14 February 2008 | Jake Kanter
More than three-quarters of buyers are looking to use fewer suppliers, according to the latest SM poll.
In the survey of 100 buyers, 77 per cent said they were looking to make cuts to their vendor list.
Buyers considering reductions said consolidation would make the supply base more manageable and cost-effective.
"Supplier reduction is a legitimate activity enabling aggregation and optimisation, leading to cost reduction," said James Jaggard, a purchasing consultant.
Stephen Regaldo, procurement officer for the London Borough of Lambeth, agreed: "My colleagues and I advise our procurement officers in all departments to aggregate the number of suppliers we use - using aggregation as a value for money and cost savings tool."
Many purchasers spoke about the need to simply rationalise their supply base.
"The benefits of having fewer suppliers are less administration time, less logistics time, less carbon footprint, less reactive buying and becoming a bigger fish in a few suppliers' ponds rather than a small fish in a large organisation's ocean," explained Sue Fleming, head of the buying team at the Foreign and Commonwealth Office.
Dominic Jephcott, managing director at procurement firm Vendigital, said to rationalise, purchasers must have a good understanding of what each of their suppliers provide: "The challenge in supplier rationalisation is not so much in reducing the suppliers, but in developing the category strategy so that you are clear on what kind of suppliers you want to be left with."

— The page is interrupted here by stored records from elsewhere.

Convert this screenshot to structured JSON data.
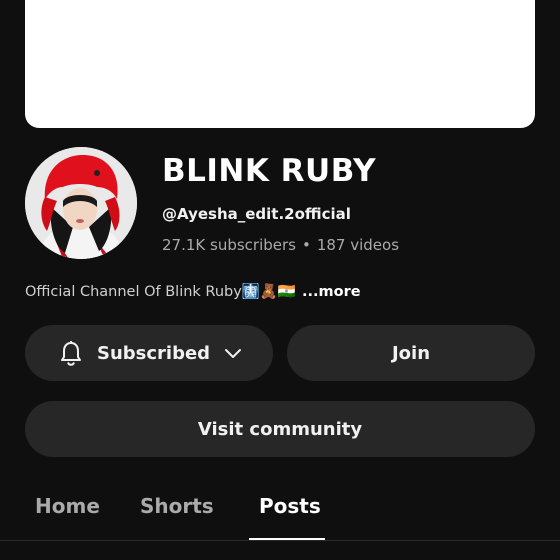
{
  "channel": {
    "name": "BLINK RUBY",
    "handle": "@Ayesha_edit.2official",
    "subscribers": "27.1K subscribers",
    "separator": "•",
    "videos": "187 videos",
    "description": "Official Channel Of Blink Ruby🩻🧸🇮🇳",
    "more_label": "...more"
  },
  "buttons": {
    "subscribed_label": "Subscribed",
    "join_label": "Join",
    "visit_community_label": "Visit community"
  },
  "tabs": [
    {
      "label": "Home",
      "active": false
    },
    {
      "label": "Shorts",
      "active": false
    },
    {
      "label": "Posts",
      "active": true
    }
  ],
  "icons": {
    "subscribed": "bell-icon",
    "dropdown": "chevron-down-icon"
  },
  "colors": {
    "background": "#0f0f0f",
    "button": "#272727",
    "muted_text": "#aaaaaa",
    "avatar_hat": "#e0101c"
  }
}
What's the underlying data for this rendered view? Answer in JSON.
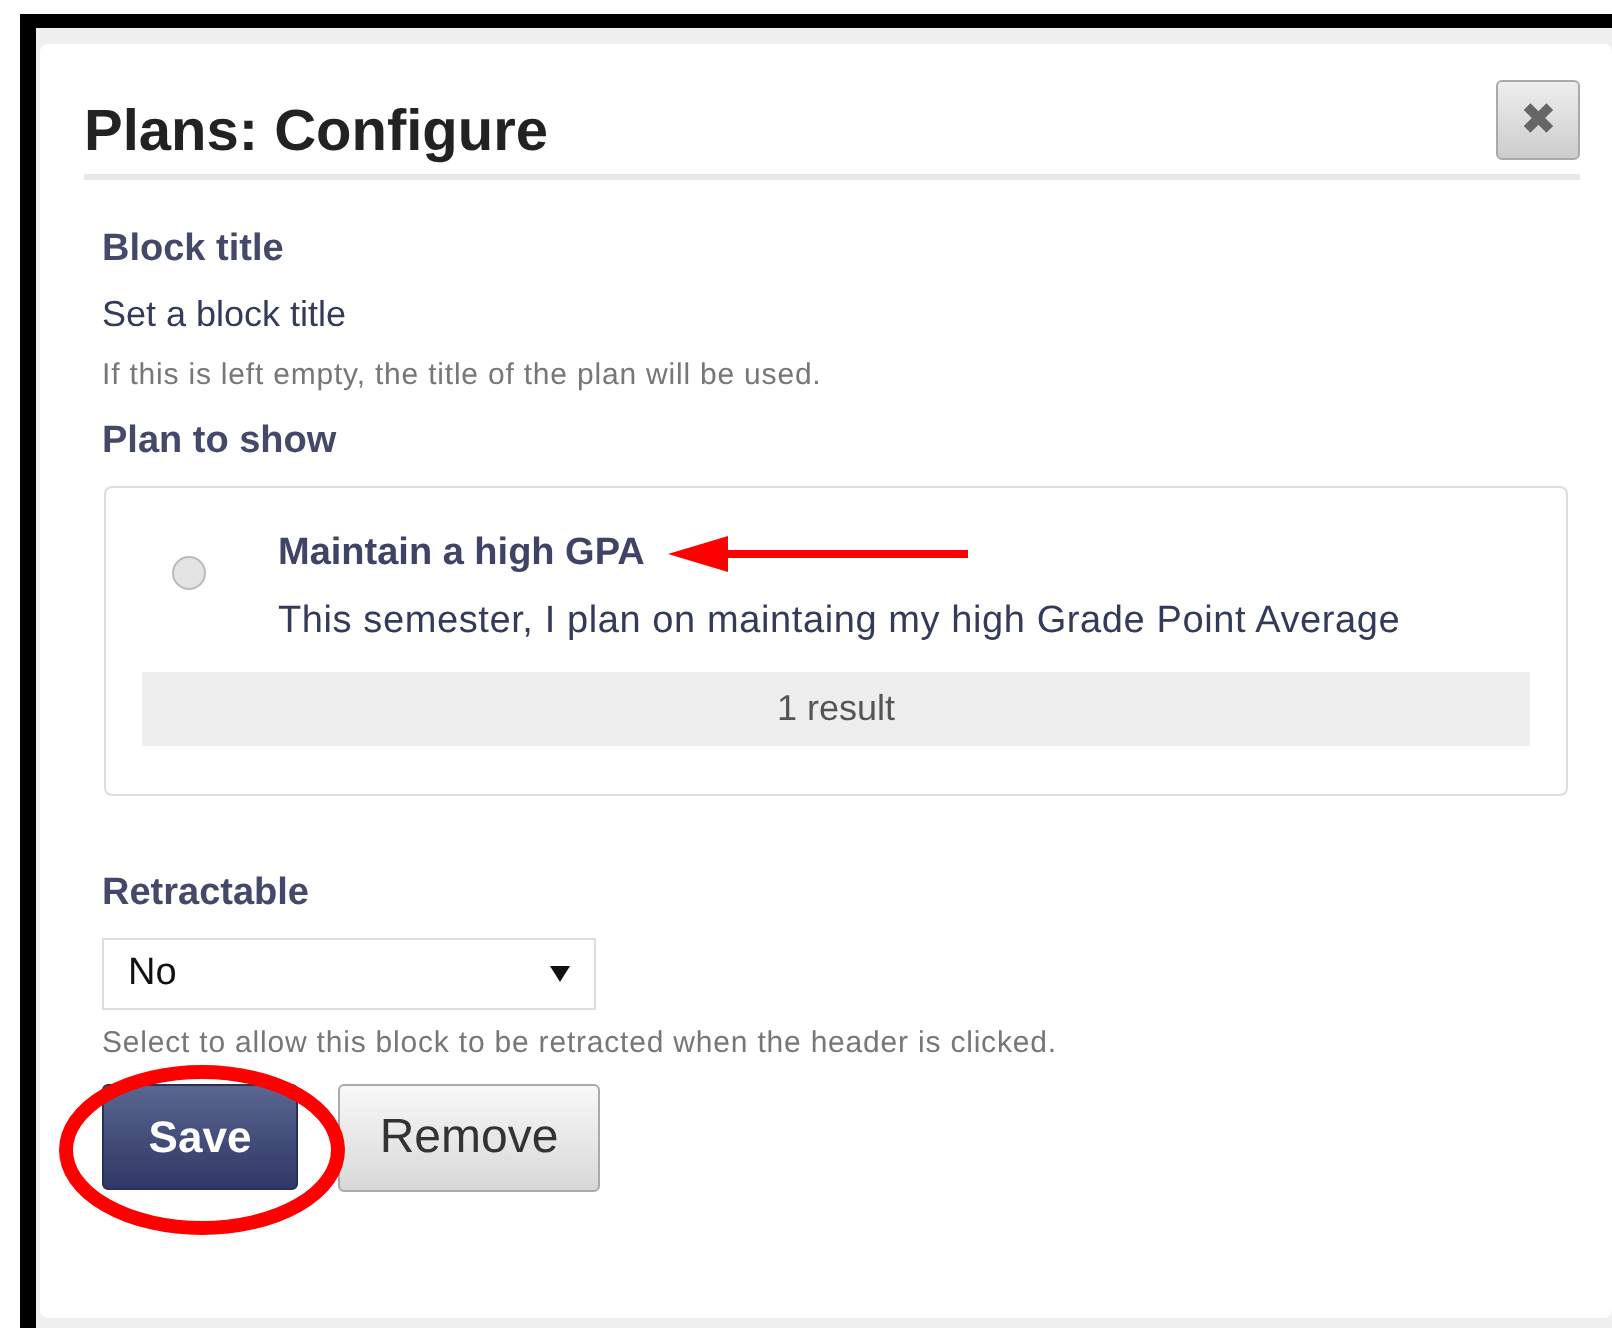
{
  "dialog": {
    "title": "Plans: Configure",
    "close_label": "✖"
  },
  "block_title": {
    "label": "Block title",
    "value": "Set a block title",
    "hint": "If this is left empty, the title of the plan will be used."
  },
  "plan_to_show": {
    "label": "Plan to show",
    "plans": [
      {
        "title": "Maintain a high GPA",
        "description": "This semester, I plan on maintaing my high Grade Point Average",
        "selected": false
      }
    ],
    "result_count": "1 result"
  },
  "retractable": {
    "label": "Retractable",
    "value": "No",
    "hint": "Select to allow this block to be retracted when the header is clicked."
  },
  "buttons": [
    {
      "label": "Save",
      "kind": "primary"
    },
    {
      "label": "Remove",
      "kind": "secondary"
    }
  ]
}
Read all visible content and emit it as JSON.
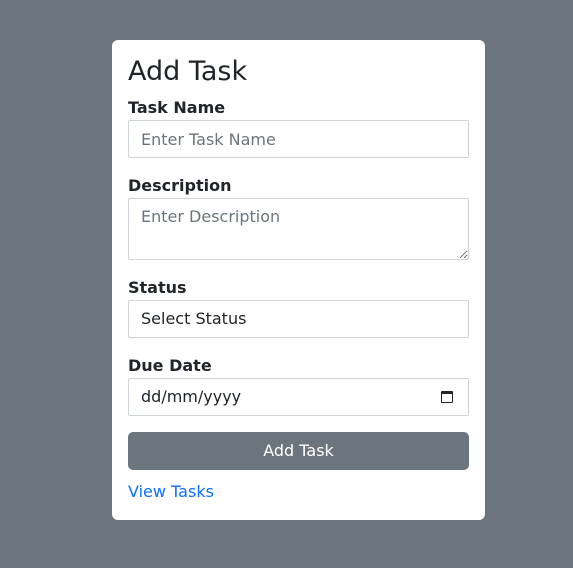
{
  "form": {
    "title": "Add Task",
    "task_name": {
      "label": "Task Name",
      "placeholder": "Enter Task Name"
    },
    "description": {
      "label": "Description",
      "placeholder": "Enter Description"
    },
    "status": {
      "label": "Status",
      "selected": "Select Status"
    },
    "due_date": {
      "label": "Due Date",
      "value": "dd/mm/yyyy",
      "icon": "calendar-icon"
    },
    "submit_label": "Add Task",
    "view_link": "View Tasks"
  },
  "colors": {
    "background": "#6c757d",
    "card": "#ffffff",
    "button": "#6c757d",
    "link": "#0d6efd"
  }
}
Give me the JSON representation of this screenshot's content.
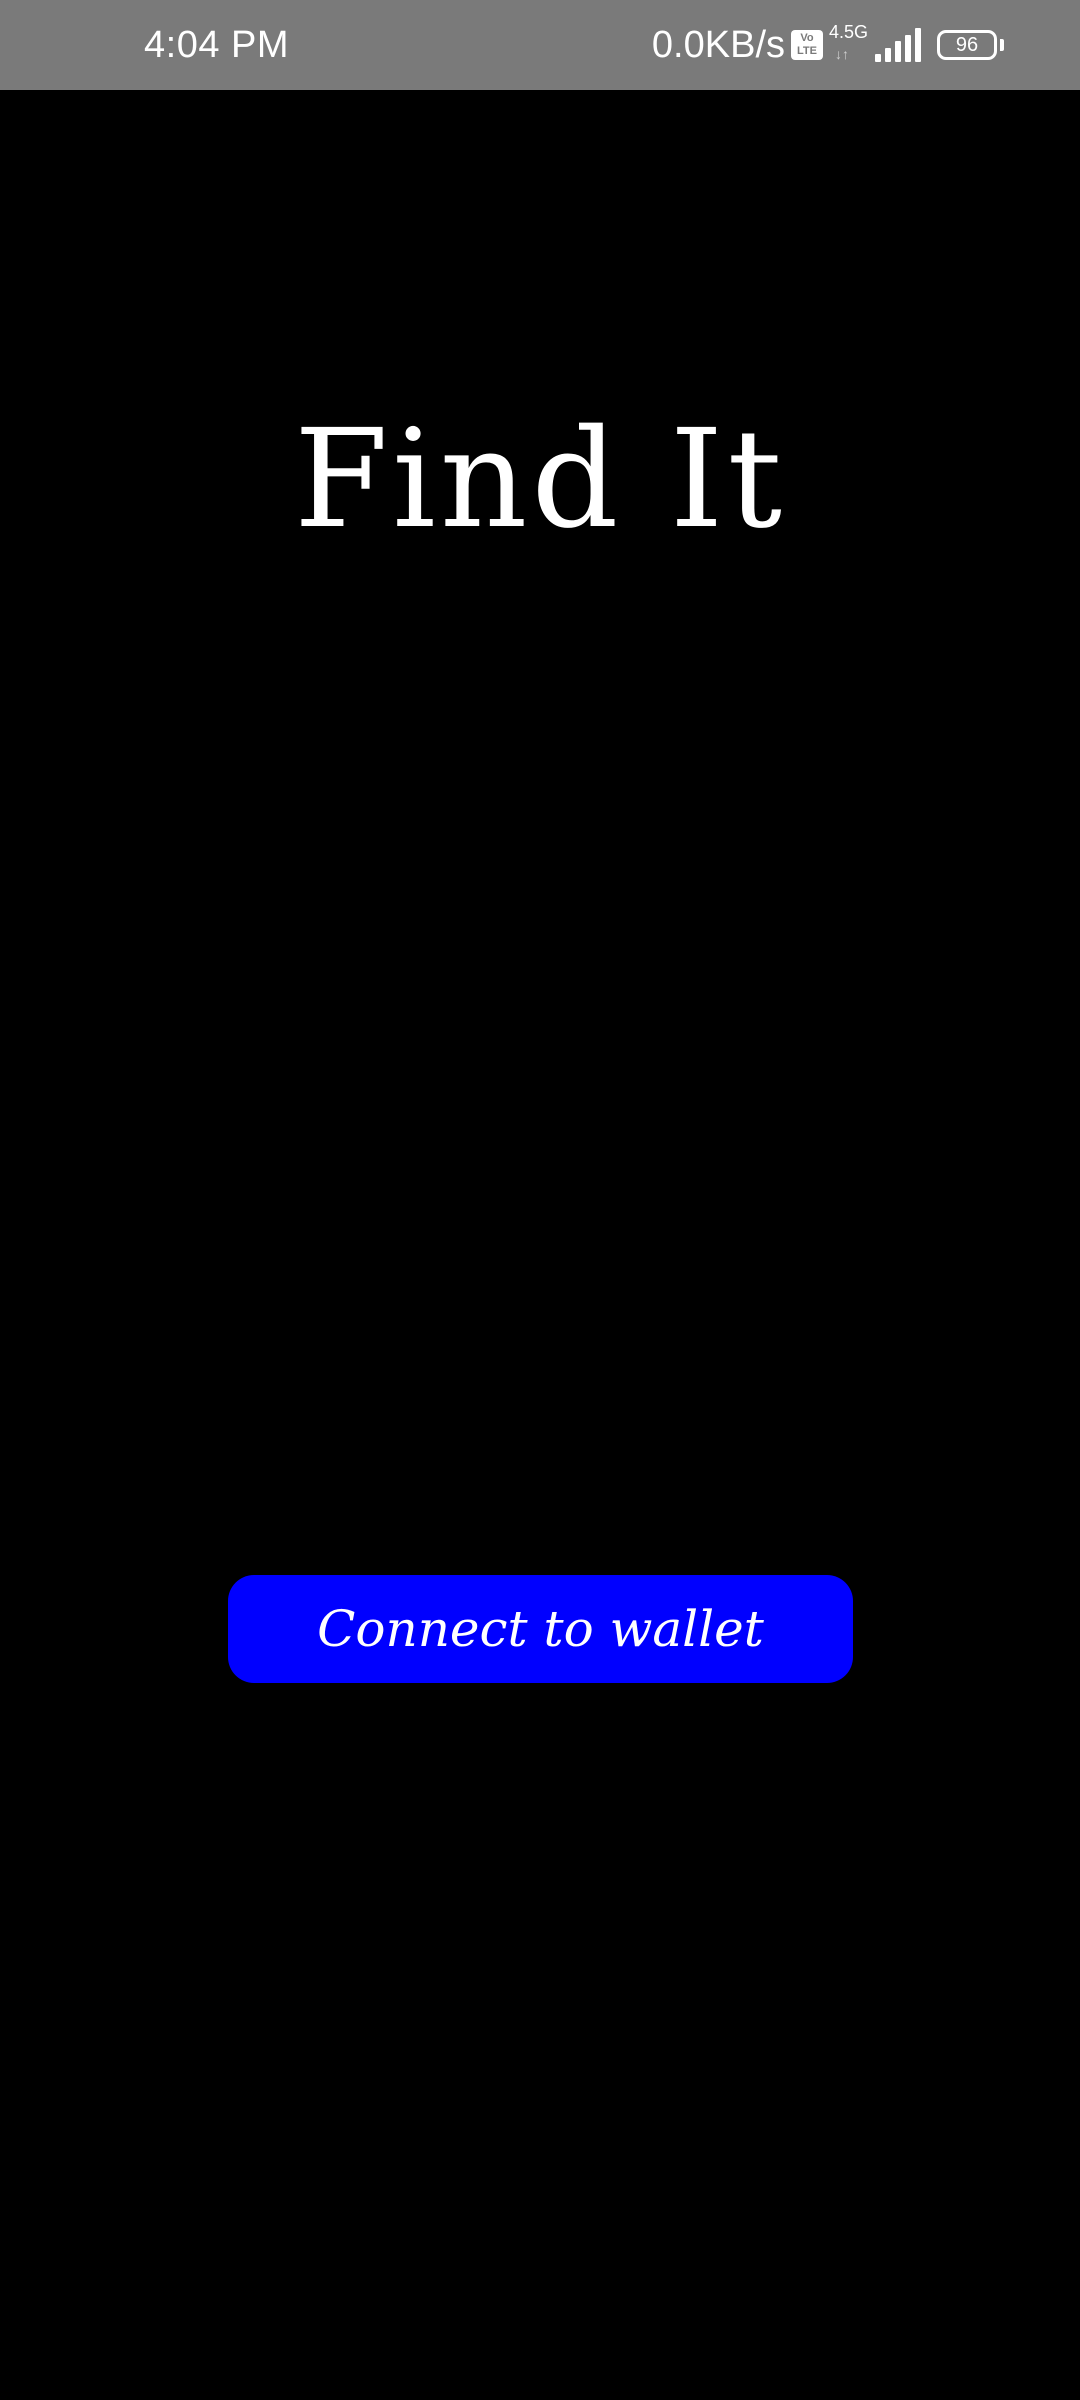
{
  "status_bar": {
    "time": "4:04 PM",
    "net_speed": "0.0KB/s",
    "volte_top": "Vo",
    "volte_bottom": "LTE",
    "network_type": "4.5G",
    "network_arrows": "↓↑",
    "signal_icon": "signal-bars-icon",
    "battery_level": "96"
  },
  "app": {
    "title": "Find It",
    "connect_button_label": "Connect to wallet"
  },
  "colors": {
    "status_bar_bg": "#7a7a7a",
    "background": "#000000",
    "button_bg": "#0000ff",
    "text": "#ffffff"
  }
}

Those buyers who weren't looking to make any reductions argued cutting suppliers was not a decision to be taken lightly, and championed the competition that small firms can bring to the supply base.
"Suppliers should not be reduced just for the fun of it or as a consequence of pressure from management," said Solomon Bassey Okon, managing consultant at materials and operations firm Nisskam and Associates.
Steve Pike, director of global supplier management at international trade consultancy ITS Global, added cuts should be part of a measured process, not a one-off or occasional exercise: "It is an integral part of the constant ongoing lifecycle of your supplier review."
Andy Foulis, contacts and procurement team leader at community and business developer Highlands and Islands, stressed the importance of small businesses: "I believe it is essential, particularly in a market supported in the main by smaller businesses, that as open an approach to competition as is possible should be maintained."